(J Forensic Odontostomatol 2016;34;2:21-34)
Talia Yolanda Marroquin Penaloza, Shalmira Karkhanis, Sigrid Ingeborg Kvaal, Sivabalan Vasudavan, Edwin Castelblanco, Estie Kruger, Marc Tennant
Objective: To test the variability of the volume measurements when different segmentation methods are applied in pulp volume reconstruction. Materials and methods: Osirix® and ITK-SNAP software were used. Different segmentation methods (Part A) and volume approaches (Part B) were tested in a sample of 21 dental CBCT’s from upper canines. Different combinations of the data set were also tested on one lower molar and one upper canine (Part C) to determine the variability of the results when automatic segmentation is performed. Results: Although the obtained results show correlation among them(r>0.75), there is no evidence that these methods are sensitive enough to detect small volume changes in structures such as the dental pulp canal (Part A and Part B). Automatic segmentation is highly susceptible to be affected by small variations in the setting parameters (Part C). Conclusions: Although the volumetric reconstruction and pulp/tooth volume ratio has not shown better results than methods based on dental radiographs, it is worth to persevere with the research in this area with new development in imaging techniques.

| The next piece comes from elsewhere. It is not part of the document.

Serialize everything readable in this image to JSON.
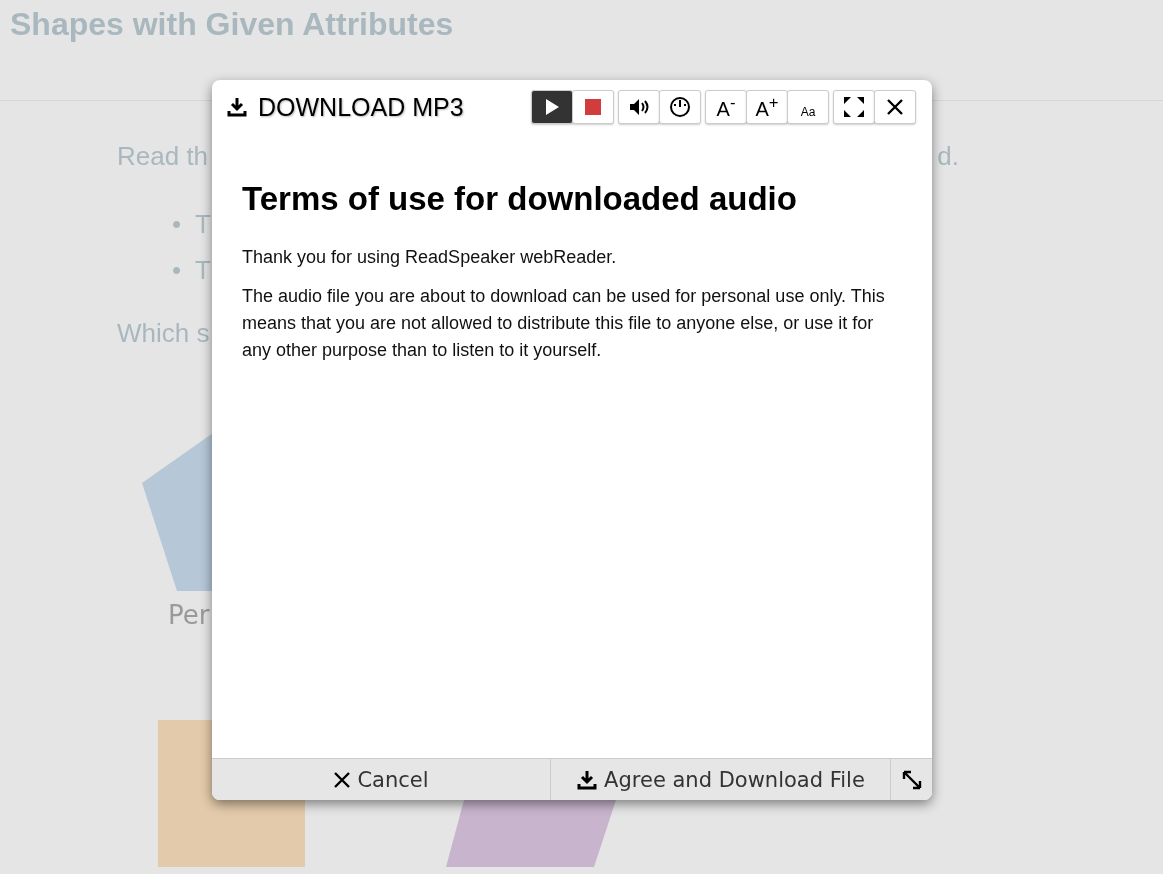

(J Forensic Odontostomatol 2016;34;2:35-46)
Vilma Pinchi, Viola Bartolini, Elisabetta Bertol, Martina Focardi, Francesco Mari, Ugo Ricci, Stefano Vanin, Gian-Aristide Norelli
The article presents a case of multiple casualties following a textile factory fire. The incident required a full DVI team similar to large mass-disaster because of the specific operational aspects and identification difficulties. The autopsy results were consistent with death by fire and the toxicological investigations revealed carbon monoxide poisoning in four cases (HbCO% ranging between 88,05 and 95,77), two deaths by cyanide intoxication (with concentrations between 5,17 and 8,85 mcg/ml), and in one case there was a synergistic effect of the two substances (carbon monoxide and cyanide). The identification, carried out in accordance with INTERPOL protocols, encountered serious difficulties in the AM phase primarily due to a language barrier and the lack of any dental or medical information relating to the victims. Secondary identifiers proved to be very useful in corroborating possible identities. As a result of the combined efforts of a team of experts the identitity of each victim was determined and in all cases at least one primary identifier was used in the identification process. The deployment of DVI teams composed of forensic experts from different fields of expertise and well acquainted with DVI procedures, is essential in events involving multiple casualities that may also include foreign victims. The DVI team should intervene not only in PM examinations but also in the collection of AM data for those individuals not accounted for and by helping police in contacting families of missing people.